Attitude is everything

  • Published
  • By Maj. Joseph Schaefer
  • 39th Comptroller Squadron commander
This week I have followed a sport I never really paid attention to in the past. I sat and watched tennis during the U.S. Open not because of the sport itself, but because of the story unfolding on the screen. Melanie Oudin, ranked number 70 in the world, was beating opponents she was not supposed to beat. The competitors were ranked much higher and they played a much more aggressive style of tennis. All of the "expert" commentators had her beaten in each match by opponents with greater ability and motivation to win. I had to ask, if she was supposed to lose then how was she winning? 

It was famed football coach Lou Holtz who said "Ability is what you're capable of doing. Motivation determines what you do. Attitude determines how well you do it." Ms. Oudin, has the ability to play tennis well or she would not have been in the U.S. Open. However, you could say her opponents had greater ability; after all, they were ranked higher than her at 29, four and 13. When asked what drove her to keep coming from behind she stated she believed she could play at this level and simply wanted to play the best tennis she could. She, like most other athletes, thrives off of the competition. 

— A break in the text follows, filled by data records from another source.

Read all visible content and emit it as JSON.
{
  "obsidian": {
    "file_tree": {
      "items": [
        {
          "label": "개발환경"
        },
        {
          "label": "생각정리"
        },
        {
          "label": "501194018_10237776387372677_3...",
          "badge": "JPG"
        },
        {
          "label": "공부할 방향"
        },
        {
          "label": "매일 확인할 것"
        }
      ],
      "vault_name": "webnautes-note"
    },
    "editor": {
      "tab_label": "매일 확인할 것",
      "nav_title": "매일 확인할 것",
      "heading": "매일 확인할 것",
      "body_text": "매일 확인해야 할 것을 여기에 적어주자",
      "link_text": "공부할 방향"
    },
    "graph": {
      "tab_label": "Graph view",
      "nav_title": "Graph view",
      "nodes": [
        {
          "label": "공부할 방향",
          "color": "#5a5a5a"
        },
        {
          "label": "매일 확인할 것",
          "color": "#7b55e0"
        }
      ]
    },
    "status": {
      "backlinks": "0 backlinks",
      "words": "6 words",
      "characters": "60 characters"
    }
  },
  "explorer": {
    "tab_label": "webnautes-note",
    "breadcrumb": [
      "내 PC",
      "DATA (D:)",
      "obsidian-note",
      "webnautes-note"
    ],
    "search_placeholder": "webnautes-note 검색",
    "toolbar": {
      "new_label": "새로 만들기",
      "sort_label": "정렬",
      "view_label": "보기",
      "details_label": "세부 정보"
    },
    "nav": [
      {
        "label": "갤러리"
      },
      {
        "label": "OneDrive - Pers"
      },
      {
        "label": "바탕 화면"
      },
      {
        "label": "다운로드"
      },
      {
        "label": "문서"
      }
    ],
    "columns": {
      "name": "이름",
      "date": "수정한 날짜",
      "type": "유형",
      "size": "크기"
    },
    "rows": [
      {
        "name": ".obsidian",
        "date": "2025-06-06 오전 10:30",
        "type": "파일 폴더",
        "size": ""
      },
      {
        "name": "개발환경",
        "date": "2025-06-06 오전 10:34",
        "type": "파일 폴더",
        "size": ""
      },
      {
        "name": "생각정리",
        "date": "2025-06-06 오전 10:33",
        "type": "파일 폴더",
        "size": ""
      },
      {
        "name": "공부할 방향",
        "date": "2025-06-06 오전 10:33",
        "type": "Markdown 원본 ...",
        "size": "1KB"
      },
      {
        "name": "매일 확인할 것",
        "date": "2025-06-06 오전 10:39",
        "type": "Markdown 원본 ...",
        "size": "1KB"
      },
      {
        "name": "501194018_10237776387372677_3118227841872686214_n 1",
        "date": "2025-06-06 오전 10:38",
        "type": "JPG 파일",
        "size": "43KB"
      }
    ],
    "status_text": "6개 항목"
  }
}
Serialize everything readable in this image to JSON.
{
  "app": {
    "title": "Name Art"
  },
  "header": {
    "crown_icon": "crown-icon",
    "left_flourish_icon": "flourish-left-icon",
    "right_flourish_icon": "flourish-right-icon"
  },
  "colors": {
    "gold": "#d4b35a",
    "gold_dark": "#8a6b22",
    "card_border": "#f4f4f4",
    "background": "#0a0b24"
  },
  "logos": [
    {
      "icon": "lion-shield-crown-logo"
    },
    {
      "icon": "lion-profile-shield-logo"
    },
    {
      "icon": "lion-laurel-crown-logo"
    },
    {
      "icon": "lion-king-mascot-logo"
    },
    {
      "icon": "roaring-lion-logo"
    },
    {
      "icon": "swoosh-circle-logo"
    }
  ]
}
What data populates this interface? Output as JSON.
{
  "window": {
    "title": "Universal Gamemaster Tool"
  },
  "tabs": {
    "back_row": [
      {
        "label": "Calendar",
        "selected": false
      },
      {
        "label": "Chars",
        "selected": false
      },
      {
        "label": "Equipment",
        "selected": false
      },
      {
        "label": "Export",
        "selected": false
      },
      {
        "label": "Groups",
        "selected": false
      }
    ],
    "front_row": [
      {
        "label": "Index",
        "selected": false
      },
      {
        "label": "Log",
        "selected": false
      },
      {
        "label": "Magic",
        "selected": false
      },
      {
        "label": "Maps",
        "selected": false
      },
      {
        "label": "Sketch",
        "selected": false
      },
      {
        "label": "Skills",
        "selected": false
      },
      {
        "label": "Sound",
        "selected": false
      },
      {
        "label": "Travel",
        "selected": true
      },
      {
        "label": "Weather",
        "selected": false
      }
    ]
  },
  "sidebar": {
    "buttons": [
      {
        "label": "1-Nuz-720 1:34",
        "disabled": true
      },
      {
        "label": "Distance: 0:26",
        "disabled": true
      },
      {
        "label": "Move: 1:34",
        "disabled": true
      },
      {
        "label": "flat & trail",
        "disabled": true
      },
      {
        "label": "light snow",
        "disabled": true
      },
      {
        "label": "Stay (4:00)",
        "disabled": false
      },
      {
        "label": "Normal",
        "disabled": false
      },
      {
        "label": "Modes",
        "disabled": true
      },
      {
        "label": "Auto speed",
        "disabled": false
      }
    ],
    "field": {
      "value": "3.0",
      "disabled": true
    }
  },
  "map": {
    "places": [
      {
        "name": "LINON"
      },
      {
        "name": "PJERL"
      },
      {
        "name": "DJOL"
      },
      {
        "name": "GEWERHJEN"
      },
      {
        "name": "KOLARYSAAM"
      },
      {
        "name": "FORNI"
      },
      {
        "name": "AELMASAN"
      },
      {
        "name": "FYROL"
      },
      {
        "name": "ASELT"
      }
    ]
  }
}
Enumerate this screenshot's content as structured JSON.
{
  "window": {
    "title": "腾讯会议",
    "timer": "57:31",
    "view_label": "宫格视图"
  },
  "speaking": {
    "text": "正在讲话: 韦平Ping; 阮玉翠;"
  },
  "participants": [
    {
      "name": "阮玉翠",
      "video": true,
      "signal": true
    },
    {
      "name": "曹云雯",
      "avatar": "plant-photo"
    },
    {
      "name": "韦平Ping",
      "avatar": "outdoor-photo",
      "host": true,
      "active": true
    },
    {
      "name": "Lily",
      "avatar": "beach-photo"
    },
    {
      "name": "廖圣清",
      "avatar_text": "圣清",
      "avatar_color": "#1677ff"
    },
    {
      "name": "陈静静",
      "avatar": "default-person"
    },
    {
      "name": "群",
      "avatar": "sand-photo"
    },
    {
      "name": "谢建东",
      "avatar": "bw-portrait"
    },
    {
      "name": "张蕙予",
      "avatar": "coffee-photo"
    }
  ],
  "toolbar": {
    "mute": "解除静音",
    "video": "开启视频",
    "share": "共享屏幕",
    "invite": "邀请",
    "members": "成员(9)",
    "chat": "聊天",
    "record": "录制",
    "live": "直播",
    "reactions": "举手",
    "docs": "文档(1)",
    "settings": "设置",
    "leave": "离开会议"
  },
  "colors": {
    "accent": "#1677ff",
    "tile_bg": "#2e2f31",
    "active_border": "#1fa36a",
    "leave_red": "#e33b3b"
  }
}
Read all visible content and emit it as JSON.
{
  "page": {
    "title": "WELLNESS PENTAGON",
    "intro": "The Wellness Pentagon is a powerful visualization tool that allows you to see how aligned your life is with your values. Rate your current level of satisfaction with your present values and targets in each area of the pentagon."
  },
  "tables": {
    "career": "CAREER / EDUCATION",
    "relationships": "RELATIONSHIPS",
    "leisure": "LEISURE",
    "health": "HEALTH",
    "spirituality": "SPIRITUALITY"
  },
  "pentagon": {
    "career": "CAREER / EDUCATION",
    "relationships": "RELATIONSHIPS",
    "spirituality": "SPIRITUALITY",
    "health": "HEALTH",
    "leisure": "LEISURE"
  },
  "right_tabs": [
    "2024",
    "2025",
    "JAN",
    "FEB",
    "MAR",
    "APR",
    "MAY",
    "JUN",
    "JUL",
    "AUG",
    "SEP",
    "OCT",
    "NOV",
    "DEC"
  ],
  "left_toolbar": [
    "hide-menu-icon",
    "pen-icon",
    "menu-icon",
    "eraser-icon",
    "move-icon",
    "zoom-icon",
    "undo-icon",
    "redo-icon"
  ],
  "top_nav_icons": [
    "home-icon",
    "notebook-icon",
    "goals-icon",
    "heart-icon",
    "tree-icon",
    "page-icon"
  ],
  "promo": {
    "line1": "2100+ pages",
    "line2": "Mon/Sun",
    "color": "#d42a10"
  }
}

Again, you could argue her competitors are motivated by similar needs. Many of the competitors have sponsors they need to please as well which should cause additional motivation to succeed. If you're a believer in what Lou Holtz had to say, then this leaves attitude. Ms. Oudin was guided to a place in the U.S. Open by her coach and family afer many years of hard work. They told her again and again that she belonged at the U.S. Open and could play on this level. Their positive attitudes led her to have a positive attitude toward her matches and made her believe she could win. This positive attitude determined how well she played, and if you look at the statistics, her opponent's attitudes led them to error after error when their style of brash play didn't win them points quickly. 

I tell you this tennis story today to remind everyone about the importance of attitude in our day-to-day lives. Each of us has the abilities to carry out our responsibilities, or our superiors would not give us the roles and responsibilities we have in the Air Force. We are motivated to be in the Air Force for our own personal reasons, and to stay in the Air Force we have to carry out the daily tasks assigned to each of us. 

It is the intangible of attitude which drives our organizations to do well. Have you ever walked into a shop and while the person helping you has the ability to do the job and may be motivated to help you, you still walk out feeling frustrated or upset about the transaction that just took place simply because the person helping you didn't have a good attitude? I would argue this attitude problem is a reflection of leadership.
If you are a leader in our Air Force, your attitude will shape the attitudes of your subordinates and therefore the outcomes of the organization. This is drummed into each of us at every level of professional military education and, if you pay attention, is evident in the attitudes of every front-line Airman whether they are checking IDs at the gate, turning a wrench on an aircraft, or talking to a customer from behind a counter. The more your people can see you with the appropriate attitude the more you will see this same attitude in your people. 

While Ms. Oudin eventually lost in the quarterfinals, her positive attitude toward the game won over the tennis audience around the world and has opened many doors for her future. The same can be said for multiple organizations throughout our Air Force which have leaders with the appropriate attitude. While we are not watched on the television when we carry out our jobs, we are periodically inspected. When those inspectors come, the first thing they will notice is the attitude of each one of us. Putting the right attitude forward goes along way with inspectors, and while it will not guarantee success, you still need to accomplish the task in compliance; it will point your organization towards success.